* _DIRECTIONS FOR THIS TASK_
Return exactly those lines of the material that fall between the line with "Convert this screenshot" and the final line, both included.

BEGIN

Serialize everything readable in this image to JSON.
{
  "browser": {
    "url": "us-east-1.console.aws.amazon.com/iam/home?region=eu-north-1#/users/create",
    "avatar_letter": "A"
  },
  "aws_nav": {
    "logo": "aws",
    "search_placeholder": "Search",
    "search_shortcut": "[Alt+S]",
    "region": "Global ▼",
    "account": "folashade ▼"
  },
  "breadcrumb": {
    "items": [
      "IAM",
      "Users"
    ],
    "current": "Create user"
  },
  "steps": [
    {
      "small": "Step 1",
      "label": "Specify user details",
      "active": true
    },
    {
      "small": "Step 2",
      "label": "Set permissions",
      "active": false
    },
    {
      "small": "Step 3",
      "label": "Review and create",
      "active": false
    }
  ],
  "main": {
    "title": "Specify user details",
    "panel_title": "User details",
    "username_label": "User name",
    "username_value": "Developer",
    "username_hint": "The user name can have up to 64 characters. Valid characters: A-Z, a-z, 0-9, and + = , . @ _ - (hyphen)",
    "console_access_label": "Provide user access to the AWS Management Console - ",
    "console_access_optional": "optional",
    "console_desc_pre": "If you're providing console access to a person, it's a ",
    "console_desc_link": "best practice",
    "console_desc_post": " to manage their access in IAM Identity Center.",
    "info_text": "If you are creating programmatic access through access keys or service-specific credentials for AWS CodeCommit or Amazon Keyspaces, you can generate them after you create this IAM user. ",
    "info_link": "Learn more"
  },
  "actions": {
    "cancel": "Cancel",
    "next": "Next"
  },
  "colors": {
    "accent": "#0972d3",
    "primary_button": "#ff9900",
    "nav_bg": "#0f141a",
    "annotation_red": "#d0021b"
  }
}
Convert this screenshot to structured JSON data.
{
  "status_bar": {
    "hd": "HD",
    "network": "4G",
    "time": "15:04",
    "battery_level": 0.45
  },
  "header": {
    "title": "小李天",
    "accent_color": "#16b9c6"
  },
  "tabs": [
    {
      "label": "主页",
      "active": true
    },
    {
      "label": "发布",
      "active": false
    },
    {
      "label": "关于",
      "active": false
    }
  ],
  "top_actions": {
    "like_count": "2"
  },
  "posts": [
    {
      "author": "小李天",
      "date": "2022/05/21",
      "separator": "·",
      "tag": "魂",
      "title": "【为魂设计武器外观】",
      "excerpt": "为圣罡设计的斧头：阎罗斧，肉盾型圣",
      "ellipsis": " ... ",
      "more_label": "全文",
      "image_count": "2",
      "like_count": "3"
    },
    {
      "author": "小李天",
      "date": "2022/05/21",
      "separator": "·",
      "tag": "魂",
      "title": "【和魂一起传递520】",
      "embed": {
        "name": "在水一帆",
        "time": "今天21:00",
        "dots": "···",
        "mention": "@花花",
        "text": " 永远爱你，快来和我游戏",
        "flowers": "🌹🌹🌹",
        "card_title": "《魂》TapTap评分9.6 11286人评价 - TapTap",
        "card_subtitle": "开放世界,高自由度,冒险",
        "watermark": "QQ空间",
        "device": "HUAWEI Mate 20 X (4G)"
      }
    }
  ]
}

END

* _YOUR RESPONSE_
Convert this screenshot to structured JSON data.
{
  "status_bar": {
    "hd": "HD",
    "network": "4G",
    "time": "15:04",
    "battery_level": 0.45
  },
  "header": {
    "title": "小李天",
    "accent_color": "#16b9c6"
  },
  "tabs": [
    {
      "label": "主页",
      "active": true
    },
    {
      "label": "发布",
      "active": false
    },
    {
      "label": "关于",
      "active": false
    }
  ],
  "top_actions": {
    "like_count": "2"
  },
  "posts": [
    {
      "author": "小李天",
      "date": "2022/05/21",
      "separator": "·",
      "tag": "魂",
      "title": "【为魂设计武器外观】",
      "excerpt": "为圣罡设计的斧头：阎罗斧，肉盾型圣",
      "ellipsis": " ... ",
      "more_label": "全文",
      "image_count": "2",
      "like_count": "3"
    },
    {
      "author": "小李天",
      "date": "2022/05/21",
      "separator": "·",
      "tag": "魂",
      "title": "【和魂一起传递520】",
      "embed": {
        "name": "在水一帆",
        "time": "今天21:00",
        "dots": "···",
        "mention": "@花花",
        "text": " 永远爱你，快来和我游戏",
        "flowers": "🌹🌹🌹",
        "card_title": "《魂》TapTap评分9.6 11286人评价 - TapTap",
        "card_subtitle": "开放世界,高自由度,冒险",
        "watermark": "QQ空间",
        "device": "HUAWEI Mate 20 X (4G)"
      }
    }
  ]
}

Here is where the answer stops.